• Description of the task
Set down exactly the lines from the one containing "Decode this image" through the last line of the data below, and no others.

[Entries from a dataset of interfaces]
_ _ _ _
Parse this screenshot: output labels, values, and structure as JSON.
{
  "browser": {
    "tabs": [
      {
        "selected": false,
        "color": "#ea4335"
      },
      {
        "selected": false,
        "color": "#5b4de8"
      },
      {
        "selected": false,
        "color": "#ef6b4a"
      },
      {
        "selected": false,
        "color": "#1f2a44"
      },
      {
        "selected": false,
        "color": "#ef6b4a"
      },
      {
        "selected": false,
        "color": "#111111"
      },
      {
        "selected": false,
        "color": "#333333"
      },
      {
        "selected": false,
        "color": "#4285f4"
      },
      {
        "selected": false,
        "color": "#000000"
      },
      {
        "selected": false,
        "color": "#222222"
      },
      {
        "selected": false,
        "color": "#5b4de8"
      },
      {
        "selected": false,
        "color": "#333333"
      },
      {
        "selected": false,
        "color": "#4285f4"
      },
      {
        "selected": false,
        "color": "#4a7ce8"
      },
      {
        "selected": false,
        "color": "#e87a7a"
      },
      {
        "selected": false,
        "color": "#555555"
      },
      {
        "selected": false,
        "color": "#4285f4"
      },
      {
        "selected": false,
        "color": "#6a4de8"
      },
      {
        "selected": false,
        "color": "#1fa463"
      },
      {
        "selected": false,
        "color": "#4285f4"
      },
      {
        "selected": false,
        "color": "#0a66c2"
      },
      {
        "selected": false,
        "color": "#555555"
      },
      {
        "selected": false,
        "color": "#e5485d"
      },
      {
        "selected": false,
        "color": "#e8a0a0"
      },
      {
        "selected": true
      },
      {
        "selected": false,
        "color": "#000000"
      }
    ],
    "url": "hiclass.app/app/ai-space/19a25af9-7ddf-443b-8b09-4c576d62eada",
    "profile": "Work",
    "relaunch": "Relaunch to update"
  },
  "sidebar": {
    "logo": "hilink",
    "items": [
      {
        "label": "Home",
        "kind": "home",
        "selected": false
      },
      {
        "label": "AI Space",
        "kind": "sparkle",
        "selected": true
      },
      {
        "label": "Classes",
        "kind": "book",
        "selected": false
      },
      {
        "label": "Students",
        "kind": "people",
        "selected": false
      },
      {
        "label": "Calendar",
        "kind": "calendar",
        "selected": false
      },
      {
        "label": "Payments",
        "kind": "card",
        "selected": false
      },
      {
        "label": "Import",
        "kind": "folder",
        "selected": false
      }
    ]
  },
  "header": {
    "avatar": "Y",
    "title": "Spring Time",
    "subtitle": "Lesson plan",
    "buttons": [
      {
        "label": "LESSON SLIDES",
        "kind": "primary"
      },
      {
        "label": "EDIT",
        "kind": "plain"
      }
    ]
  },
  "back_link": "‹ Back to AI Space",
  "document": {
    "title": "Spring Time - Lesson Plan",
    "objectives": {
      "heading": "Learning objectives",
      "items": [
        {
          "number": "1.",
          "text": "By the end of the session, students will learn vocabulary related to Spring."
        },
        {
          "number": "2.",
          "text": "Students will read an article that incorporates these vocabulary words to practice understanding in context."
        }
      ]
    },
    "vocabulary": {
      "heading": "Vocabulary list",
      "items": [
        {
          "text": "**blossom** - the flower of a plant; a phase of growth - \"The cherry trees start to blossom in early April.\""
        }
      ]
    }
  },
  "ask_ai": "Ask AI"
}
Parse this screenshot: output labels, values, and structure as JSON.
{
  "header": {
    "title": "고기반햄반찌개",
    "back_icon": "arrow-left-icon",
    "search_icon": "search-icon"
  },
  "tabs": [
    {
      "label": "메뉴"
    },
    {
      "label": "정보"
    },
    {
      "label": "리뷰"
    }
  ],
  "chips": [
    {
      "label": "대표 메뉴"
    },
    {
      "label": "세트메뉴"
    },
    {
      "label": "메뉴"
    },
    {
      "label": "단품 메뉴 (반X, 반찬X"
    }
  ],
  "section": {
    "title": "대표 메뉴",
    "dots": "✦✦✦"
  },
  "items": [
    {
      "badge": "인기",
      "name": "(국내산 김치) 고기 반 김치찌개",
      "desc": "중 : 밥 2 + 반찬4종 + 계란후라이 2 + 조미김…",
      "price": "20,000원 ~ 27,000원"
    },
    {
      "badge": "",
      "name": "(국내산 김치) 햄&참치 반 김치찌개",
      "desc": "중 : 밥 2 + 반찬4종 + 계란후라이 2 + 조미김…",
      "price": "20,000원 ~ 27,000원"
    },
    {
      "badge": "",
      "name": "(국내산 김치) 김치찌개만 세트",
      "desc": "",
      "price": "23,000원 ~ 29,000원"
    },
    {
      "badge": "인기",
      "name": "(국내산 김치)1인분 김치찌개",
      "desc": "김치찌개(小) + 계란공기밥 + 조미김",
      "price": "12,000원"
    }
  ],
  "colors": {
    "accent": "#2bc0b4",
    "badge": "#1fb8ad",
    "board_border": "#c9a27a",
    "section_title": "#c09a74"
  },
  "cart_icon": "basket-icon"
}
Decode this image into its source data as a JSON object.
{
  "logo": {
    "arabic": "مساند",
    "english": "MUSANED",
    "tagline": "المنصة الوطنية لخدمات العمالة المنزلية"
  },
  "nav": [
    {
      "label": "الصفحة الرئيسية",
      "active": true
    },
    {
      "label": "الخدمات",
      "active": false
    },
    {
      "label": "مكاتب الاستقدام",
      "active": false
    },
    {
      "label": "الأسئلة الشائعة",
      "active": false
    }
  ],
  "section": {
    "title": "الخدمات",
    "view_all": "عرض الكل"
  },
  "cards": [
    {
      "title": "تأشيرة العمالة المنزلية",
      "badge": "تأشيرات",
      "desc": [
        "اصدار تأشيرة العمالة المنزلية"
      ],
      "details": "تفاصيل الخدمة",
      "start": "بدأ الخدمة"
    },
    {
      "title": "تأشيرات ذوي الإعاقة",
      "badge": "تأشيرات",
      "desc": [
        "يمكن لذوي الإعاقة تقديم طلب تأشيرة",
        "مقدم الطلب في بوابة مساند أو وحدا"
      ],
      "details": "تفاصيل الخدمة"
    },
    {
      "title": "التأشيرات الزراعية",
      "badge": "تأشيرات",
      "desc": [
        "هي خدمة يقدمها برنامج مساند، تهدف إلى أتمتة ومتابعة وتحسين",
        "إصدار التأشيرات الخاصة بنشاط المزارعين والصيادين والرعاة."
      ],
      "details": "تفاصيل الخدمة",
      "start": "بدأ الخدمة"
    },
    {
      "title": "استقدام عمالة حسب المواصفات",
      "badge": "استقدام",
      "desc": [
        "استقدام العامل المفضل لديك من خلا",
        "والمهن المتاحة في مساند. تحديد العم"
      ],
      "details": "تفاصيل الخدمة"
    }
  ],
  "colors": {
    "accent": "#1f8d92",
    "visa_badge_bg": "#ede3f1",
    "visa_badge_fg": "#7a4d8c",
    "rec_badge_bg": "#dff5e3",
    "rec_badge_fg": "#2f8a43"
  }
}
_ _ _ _
• Exercise result
Decode this image into its source data as a JSON object.
{
  "logo": {
    "arabic": "مساند",
    "english": "MUSANED",
    "tagline": "المنصة الوطنية لخدمات العمالة المنزلية"
  },
  "nav": [
    {
      "label": "الصفحة الرئيسية",
      "active": true
    },
    {
      "label": "الخدمات",
      "active": false
    },
    {
      "label": "مكاتب الاستقدام",
      "active": false
    },
    {
      "label": "الأسئلة الشائعة",
      "active": false
    }
  ],
  "section": {
    "title": "الخدمات",
    "view_all": "عرض الكل"
  },
  "cards": [
    {
      "title": "تأشيرة العمالة المنزلية",
      "badge": "تأشيرات",
      "desc": [
        "اصدار تأشيرة العمالة المنزلية"
      ],
      "details": "تفاصيل الخدمة",
      "start": "بدأ الخدمة"
    },
    {
      "title": "تأشيرات ذوي الإعاقة",
      "badge": "تأشيرات",
      "desc": [
        "يمكن لذوي الإعاقة تقديم طلب تأشيرة",
        "مقدم الطلب في بوابة مساند أو وحدا"
      ],
      "details": "تفاصيل الخدمة"
    },
    {
      "title": "التأشيرات الزراعية",
      "badge": "تأشيرات",
      "desc": [
        "هي خدمة يقدمها برنامج مساند، تهدف إلى أتمتة ومتابعة وتحسين",
        "إصدار التأشيرات الخاصة بنشاط المزارعين والصيادين والرعاة."
      ],
      "details": "تفاصيل الخدمة",
      "start": "بدأ الخدمة"
    },
    {
      "title": "استقدام عمالة حسب المواصفات",
      "badge": "استقدام",
      "desc": [
        "استقدام العامل المفضل لديك من خلا",
        "والمهن المتاحة في مساند. تحديد العم"
      ],
      "details": "تفاصيل الخدمة"
    }
  ],
  "colors": {
    "accent": "#1f8d92",
    "visa_badge_bg": "#ede3f1",
    "visa_badge_fg": "#7a4d8c",
    "rec_badge_bg": "#dff5e3",
    "rec_badge_fg": "#2f8a43"
  }
}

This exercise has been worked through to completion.